Would you restate each line of the data below word for word, without its pictures?

*-*-*

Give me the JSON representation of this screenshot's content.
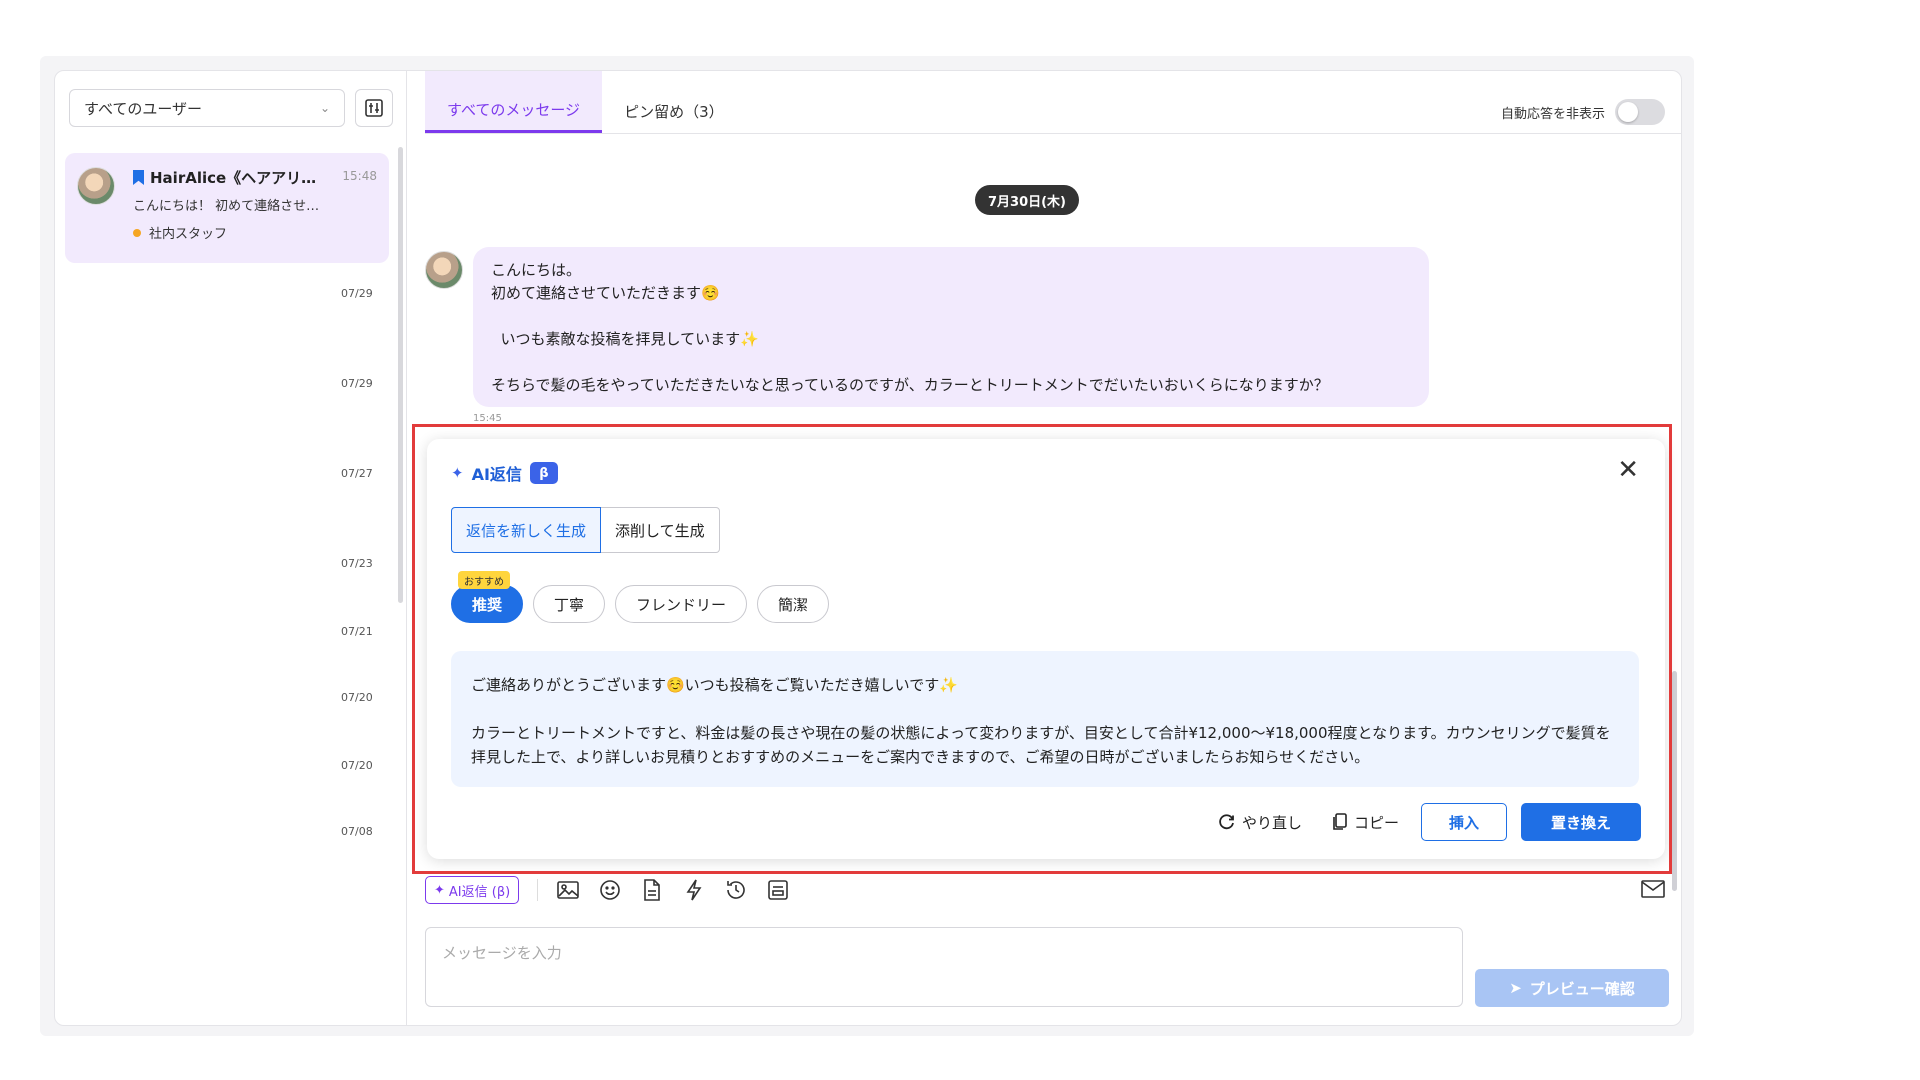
{
  "sidebar": {
    "user_filter": "すべてのユーザー",
    "conversations": [
      {
        "name": "HairAlice《ヘアアリ…",
        "time": "15:48",
        "preview": "こんにちは！ 初めて連絡させ…",
        "tag": "社内スタッフ"
      }
    ],
    "dates": [
      "07/29",
      "07/29",
      "07/27",
      "07/23",
      "07/21",
      "07/20",
      "07/20",
      "07/08"
    ]
  },
  "header": {
    "tabs": [
      {
        "label": "すべてのメッセージ"
      },
      {
        "label": "ピン留め（3）"
      }
    ],
    "auto_reply_label": "自動応答を非表示"
  },
  "chat": {
    "date_pill": "7月30日(木)",
    "message_lines": [
      "こんにちは。",
      "初めて連絡させていただきます☺️",
      "",
      "  いつも素敵な投稿を拝見しています✨",
      "",
      "そちらで髪の毛をやっていただきたいなと思っているのですが、カラーとトリートメントでだいたいおいくらになりますか？"
    ],
    "time": "15:45"
  },
  "ai_panel": {
    "title": "AI返信",
    "beta": "β",
    "modes": [
      "返信を新しく生成",
      "添削して生成"
    ],
    "recommend_badge": "おすすめ",
    "tones": [
      "推奨",
      "丁寧",
      "フレンドリー",
      "簡潔"
    ],
    "result_p1": "ご連絡ありがとうございます☺️いつも投稿をご覧いただき嬉しいです✨",
    "result_p2": "カラーとトリートメントですと、料金は髪の長さや現在の髪の状態によって変わりますが、目安として合計¥12,000〜¥18,000程度となります。カウンセリングで髪質を拝見した上で、より詳しいお見積りとおすすめのメニューをご案内できますので、ご希望の日時がございましたらお知らせください。",
    "retry": "やり直し",
    "copy": "コピー",
    "insert": "挿入",
    "replace": "置き換え"
  },
  "compose": {
    "ai_chip": "AI返信 (β)",
    "placeholder": "メッセージを入力",
    "preview_button": "プレビュー確認"
  },
  "colors": {
    "accent": "#7c3aed",
    "primary": "#1f6fe5",
    "highlight": "#e23b3b"
  }
}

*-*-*

*Output of the task*
Give me the JSON representation of this screenshot's content.
{
  "sidebar": {
    "user_filter": "すべてのユーザー",
    "conversations": [
      {
        "name": "HairAlice《ヘアアリ…",
        "time": "15:48",
        "preview": "こんにちは！ 初めて連絡させ…",
        "tag": "社内スタッフ"
      }
    ],
    "dates": [
      "07/29",
      "07/29",
      "07/27",
      "07/23",
      "07/21",
      "07/20",
      "07/20",
      "07/08"
    ]
  },
  "header": {
    "tabs": [
      {
        "label": "すべてのメッセージ"
      },
      {
        "label": "ピン留め（3）"
      }
    ],
    "auto_reply_label": "自動応答を非表示"
  },
  "chat": {
    "date_pill": "7月30日(木)",
    "message_lines": [
      "こんにちは。",
      "初めて連絡させていただきます☺️",
      "",
      "  いつも素敵な投稿を拝見しています✨",
      "",
      "そちらで髪の毛をやっていただきたいなと思っているのですが、カラーとトリートメントでだいたいおいくらになりますか？"
    ],
    "time": "15:45"
  },
  "ai_panel": {
    "title": "AI返信",
    "beta": "β",
    "modes": [
      "返信を新しく生成",
      "添削して生成"
    ],
    "recommend_badge": "おすすめ",
    "tones": [
      "推奨",
      "丁寧",
      "フレンドリー",
      "簡潔"
    ],
    "result_p1": "ご連絡ありがとうございます☺️いつも投稿をご覧いただき嬉しいです✨",
    "result_p2": "カラーとトリートメントですと、料金は髪の長さや現在の髪の状態によって変わりますが、目安として合計¥12,000〜¥18,000程度となります。カウンセリングで髪質を拝見した上で、より詳しいお見積りとおすすめのメニューをご案内できますので、ご希望の日時がございましたらお知らせください。",
    "retry": "やり直し",
    "copy": "コピー",
    "insert": "挿入",
    "replace": "置き換え"
  },
  "compose": {
    "ai_chip": "AI返信 (β)",
    "placeholder": "メッセージを入力",
    "preview_button": "プレビュー確認"
  },
  "colors": {
    "accent": "#7c3aed",
    "primary": "#1f6fe5",
    "highlight": "#e23b3b"
  }
}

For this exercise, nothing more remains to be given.